Work request »
Please give the count of lines below with the string "Merchize" in them, and no other words.

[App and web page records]
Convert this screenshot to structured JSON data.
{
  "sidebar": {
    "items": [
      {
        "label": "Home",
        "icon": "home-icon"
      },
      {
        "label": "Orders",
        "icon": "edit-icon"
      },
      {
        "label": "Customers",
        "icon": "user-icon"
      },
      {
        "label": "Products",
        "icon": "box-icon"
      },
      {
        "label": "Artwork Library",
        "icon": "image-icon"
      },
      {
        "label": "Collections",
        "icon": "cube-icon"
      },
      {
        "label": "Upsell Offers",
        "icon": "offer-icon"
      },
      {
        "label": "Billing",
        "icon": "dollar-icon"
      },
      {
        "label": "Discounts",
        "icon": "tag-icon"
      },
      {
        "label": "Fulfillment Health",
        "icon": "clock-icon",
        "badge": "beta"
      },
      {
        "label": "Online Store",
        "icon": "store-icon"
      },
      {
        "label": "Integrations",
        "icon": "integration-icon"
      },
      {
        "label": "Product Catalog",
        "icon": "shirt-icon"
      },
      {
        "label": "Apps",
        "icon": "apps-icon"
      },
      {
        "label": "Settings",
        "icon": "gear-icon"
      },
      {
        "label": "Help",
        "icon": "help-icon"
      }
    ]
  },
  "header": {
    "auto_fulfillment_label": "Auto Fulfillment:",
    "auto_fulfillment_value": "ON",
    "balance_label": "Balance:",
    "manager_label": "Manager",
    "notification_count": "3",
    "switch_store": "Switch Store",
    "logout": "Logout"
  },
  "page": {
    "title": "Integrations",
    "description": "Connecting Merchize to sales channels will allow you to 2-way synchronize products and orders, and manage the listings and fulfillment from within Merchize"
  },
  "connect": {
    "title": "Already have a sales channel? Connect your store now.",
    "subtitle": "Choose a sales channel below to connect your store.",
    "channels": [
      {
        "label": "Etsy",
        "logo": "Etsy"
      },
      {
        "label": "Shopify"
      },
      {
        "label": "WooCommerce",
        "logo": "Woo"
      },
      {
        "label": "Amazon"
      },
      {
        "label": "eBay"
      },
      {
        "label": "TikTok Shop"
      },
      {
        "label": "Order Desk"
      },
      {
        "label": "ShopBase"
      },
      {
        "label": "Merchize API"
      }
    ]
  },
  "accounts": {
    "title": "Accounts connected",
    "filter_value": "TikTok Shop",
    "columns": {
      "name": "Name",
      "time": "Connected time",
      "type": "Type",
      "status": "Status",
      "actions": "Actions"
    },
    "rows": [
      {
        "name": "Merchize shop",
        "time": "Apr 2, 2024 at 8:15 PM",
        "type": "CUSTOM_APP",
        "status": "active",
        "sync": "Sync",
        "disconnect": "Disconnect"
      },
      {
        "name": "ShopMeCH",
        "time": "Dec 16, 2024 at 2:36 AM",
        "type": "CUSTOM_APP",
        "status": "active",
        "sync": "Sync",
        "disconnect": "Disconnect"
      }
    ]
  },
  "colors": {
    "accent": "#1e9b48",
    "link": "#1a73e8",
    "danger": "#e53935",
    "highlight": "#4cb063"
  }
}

Response to this task »
3